### [TASK BRIEF]
Where a line below holds the string "Writable", that line goes into the answer.

Data records
--------------------------------------------------

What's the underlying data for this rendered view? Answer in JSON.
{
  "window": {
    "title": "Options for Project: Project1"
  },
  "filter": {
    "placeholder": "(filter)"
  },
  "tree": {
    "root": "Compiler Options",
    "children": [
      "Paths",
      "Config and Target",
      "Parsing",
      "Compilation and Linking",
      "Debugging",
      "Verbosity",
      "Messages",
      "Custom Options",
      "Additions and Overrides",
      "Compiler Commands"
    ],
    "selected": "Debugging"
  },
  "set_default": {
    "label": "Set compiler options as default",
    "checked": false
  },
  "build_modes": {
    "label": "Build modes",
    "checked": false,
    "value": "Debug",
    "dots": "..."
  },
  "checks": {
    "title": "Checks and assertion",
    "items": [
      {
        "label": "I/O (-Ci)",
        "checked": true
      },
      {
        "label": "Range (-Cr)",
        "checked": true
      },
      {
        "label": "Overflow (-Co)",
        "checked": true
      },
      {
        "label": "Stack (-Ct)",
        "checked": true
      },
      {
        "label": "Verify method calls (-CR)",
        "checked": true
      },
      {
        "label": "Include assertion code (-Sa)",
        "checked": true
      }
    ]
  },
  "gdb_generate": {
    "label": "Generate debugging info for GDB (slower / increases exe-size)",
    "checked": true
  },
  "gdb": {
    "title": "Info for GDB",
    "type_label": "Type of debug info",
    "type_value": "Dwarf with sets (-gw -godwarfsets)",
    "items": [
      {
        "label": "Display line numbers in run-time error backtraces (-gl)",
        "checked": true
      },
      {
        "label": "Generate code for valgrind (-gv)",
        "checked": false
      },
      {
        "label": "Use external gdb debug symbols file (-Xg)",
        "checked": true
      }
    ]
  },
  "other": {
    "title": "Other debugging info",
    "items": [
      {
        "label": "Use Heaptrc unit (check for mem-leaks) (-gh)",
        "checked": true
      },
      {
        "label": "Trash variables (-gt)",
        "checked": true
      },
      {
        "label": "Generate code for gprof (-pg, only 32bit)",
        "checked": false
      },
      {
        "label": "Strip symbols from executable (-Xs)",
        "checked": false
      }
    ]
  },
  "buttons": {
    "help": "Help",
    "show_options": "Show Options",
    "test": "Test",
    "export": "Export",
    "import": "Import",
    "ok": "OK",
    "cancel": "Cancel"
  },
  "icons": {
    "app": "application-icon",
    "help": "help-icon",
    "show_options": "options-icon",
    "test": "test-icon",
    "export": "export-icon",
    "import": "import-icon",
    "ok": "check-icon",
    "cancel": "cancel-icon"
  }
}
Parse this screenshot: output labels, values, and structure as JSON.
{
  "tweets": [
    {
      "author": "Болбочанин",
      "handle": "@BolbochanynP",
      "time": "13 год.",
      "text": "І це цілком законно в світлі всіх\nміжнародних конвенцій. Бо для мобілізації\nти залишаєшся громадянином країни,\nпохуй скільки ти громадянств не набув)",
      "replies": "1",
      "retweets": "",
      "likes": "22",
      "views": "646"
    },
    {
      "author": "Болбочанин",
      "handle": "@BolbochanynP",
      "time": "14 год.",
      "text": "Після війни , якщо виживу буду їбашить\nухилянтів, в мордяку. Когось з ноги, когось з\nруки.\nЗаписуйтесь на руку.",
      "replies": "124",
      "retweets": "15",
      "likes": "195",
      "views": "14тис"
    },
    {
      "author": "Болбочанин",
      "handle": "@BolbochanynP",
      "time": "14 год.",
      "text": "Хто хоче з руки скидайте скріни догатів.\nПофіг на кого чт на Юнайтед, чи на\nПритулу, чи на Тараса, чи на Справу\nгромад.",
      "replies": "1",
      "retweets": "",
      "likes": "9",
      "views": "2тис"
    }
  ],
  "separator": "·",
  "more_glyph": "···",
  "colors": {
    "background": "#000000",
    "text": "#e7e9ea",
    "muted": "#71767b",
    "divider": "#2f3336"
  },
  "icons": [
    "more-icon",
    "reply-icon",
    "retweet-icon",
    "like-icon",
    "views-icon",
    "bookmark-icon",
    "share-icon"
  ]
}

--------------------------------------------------

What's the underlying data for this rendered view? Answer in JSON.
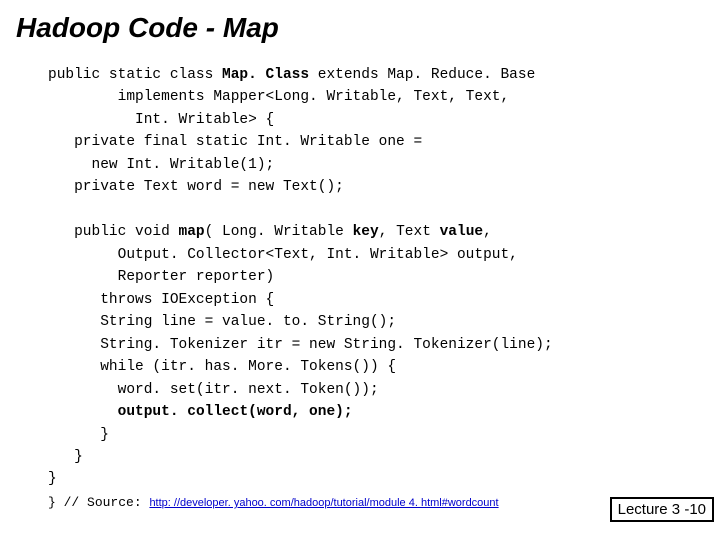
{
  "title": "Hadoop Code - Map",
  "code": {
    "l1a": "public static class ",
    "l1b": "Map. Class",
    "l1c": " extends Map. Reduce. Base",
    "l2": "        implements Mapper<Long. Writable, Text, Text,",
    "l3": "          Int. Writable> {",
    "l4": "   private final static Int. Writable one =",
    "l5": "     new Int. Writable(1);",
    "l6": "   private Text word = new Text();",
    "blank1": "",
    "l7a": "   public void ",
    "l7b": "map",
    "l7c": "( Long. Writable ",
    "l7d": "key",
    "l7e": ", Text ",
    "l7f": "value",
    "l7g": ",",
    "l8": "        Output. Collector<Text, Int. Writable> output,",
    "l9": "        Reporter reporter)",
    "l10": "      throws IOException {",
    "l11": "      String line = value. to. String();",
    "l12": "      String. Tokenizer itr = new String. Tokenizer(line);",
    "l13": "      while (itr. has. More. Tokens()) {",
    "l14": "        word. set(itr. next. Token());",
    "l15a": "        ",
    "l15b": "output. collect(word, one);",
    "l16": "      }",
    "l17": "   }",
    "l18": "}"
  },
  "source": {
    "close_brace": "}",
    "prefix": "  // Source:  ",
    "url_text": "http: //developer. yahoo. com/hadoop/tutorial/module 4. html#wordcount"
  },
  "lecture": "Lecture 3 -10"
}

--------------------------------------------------

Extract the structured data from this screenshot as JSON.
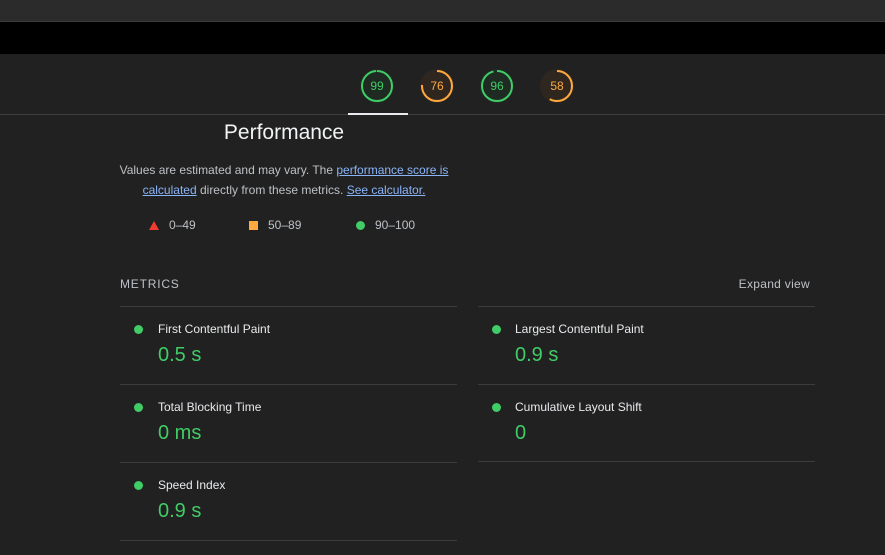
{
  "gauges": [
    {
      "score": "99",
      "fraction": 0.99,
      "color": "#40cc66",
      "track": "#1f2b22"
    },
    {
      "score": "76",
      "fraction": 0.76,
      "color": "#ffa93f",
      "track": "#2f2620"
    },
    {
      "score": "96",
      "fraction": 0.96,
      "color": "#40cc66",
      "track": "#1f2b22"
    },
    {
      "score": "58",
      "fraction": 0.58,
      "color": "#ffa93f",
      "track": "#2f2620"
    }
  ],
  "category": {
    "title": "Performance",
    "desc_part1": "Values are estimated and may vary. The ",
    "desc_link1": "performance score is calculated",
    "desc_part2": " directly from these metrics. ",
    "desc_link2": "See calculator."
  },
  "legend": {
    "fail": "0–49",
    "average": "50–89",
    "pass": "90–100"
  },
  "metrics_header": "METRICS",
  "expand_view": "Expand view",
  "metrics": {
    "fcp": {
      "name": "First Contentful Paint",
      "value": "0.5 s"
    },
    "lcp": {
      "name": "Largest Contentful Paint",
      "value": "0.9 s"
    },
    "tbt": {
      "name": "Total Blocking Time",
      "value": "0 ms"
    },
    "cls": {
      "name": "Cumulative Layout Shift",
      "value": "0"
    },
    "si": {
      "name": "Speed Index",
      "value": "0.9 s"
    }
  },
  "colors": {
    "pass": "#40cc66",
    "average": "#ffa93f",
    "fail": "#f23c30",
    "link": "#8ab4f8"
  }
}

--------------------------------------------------

### [SOLVED EXERCISE]
    "l2": "        implements Mapper<Long. Writable, Text, Text,",
    "l3": "          Int. Writable> {",
    "l4": "   private final static Int. Writable one =",
    "l5": "     new Int. Writable(1);",
    "l7c": "( Long. Writable ",
    "l8": "        Output. Collector<Text, Int. Writable> output,",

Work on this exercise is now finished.